Cross-referencing with Other Credible Sources

If multiple credible sources offer similar interpretations or findings, it increases the likelihood of the information being accurate. Credible secondary sources also often address opposing viewpoints or counterarguments, ensuring a holistic analysis. A well-researched source will cite its references, allowing you to track the primary and other secondary sources that informed its content.

Frequently Asked Questions

  • Books (e.g., biographies)
  • Journal articles
  • Reviews
  • Essays
  • Encyclopedias
  • Documentaries
  • Historical interpretations

Secondary sources, which interpret, analyse, or summarise primary sources, are also often referred to as “interpretive sources” or “commentary sources.” They provide a second-hand account of events, subjects, or phenomena and offer an analysis or commentary on the information derived from primary sources or other secondary references.

A secondary source interprets, analyses, or summarises primary sources.
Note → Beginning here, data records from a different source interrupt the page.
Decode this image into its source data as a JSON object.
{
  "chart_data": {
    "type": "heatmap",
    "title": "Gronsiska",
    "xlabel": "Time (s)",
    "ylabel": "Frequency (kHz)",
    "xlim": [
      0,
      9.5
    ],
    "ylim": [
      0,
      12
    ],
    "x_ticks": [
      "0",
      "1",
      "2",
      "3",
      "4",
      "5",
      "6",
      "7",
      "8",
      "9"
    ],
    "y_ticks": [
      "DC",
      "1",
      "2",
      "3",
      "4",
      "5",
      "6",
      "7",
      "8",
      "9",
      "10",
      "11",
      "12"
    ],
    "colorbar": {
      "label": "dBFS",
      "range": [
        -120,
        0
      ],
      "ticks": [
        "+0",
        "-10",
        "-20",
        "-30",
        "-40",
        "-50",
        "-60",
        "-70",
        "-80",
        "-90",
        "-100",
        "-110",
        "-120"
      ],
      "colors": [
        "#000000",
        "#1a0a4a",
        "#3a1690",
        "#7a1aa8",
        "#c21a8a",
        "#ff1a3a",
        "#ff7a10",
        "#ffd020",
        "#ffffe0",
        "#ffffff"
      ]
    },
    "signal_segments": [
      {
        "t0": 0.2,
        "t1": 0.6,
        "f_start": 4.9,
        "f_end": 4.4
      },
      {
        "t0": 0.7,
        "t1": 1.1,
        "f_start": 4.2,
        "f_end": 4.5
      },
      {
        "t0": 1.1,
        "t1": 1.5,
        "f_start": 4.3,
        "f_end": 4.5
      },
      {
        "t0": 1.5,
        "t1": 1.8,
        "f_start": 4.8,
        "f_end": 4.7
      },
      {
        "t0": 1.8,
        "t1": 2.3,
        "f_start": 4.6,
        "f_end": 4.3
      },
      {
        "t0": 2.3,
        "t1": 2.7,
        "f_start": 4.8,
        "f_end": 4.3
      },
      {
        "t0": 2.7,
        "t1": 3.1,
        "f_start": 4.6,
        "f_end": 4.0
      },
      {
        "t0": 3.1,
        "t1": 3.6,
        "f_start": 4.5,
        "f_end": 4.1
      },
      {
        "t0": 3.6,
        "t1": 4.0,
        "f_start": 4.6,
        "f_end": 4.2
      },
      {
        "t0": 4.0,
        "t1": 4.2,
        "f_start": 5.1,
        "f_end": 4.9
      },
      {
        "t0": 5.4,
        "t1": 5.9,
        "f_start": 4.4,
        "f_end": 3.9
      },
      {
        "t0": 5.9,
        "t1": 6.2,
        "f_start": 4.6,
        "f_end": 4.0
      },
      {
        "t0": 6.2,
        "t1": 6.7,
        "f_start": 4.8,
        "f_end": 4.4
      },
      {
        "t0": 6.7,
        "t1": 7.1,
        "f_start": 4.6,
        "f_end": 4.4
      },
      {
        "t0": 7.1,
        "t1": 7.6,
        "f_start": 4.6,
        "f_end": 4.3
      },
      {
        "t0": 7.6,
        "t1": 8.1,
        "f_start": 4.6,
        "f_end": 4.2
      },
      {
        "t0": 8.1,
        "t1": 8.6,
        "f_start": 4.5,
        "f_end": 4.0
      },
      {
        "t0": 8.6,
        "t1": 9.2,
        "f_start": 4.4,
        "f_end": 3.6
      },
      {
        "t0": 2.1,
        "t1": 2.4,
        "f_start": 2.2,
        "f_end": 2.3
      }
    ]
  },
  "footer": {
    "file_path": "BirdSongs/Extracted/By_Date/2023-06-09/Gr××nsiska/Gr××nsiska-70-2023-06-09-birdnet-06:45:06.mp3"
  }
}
These are often accounts written after the fact with the benefit of hindsight. Examples include textbooks, book reviews, journal articles, essays, encyclopedias, documentaries, and historical interpretations. They provide insight into the interpretation of original events or data.

  • Identify reputable sources that discuss your topic.
  • Extract relevant information or perspectives.
  • Paraphrase or quote directly, ensuring proper citation.
  • Integrate into your argument, comparing or contrasting with other views.
  • Use consistently to maintain credibility and avoid plagiarism.

About Alvin Nicolas

Avatar for Alvin NicolasNicolas has a master's degree in literature and a PhD degree in statistics. He is a content manager at ResearchProspect. He loves to write, cook and run. Nicolas is passionate about helping students at all levels.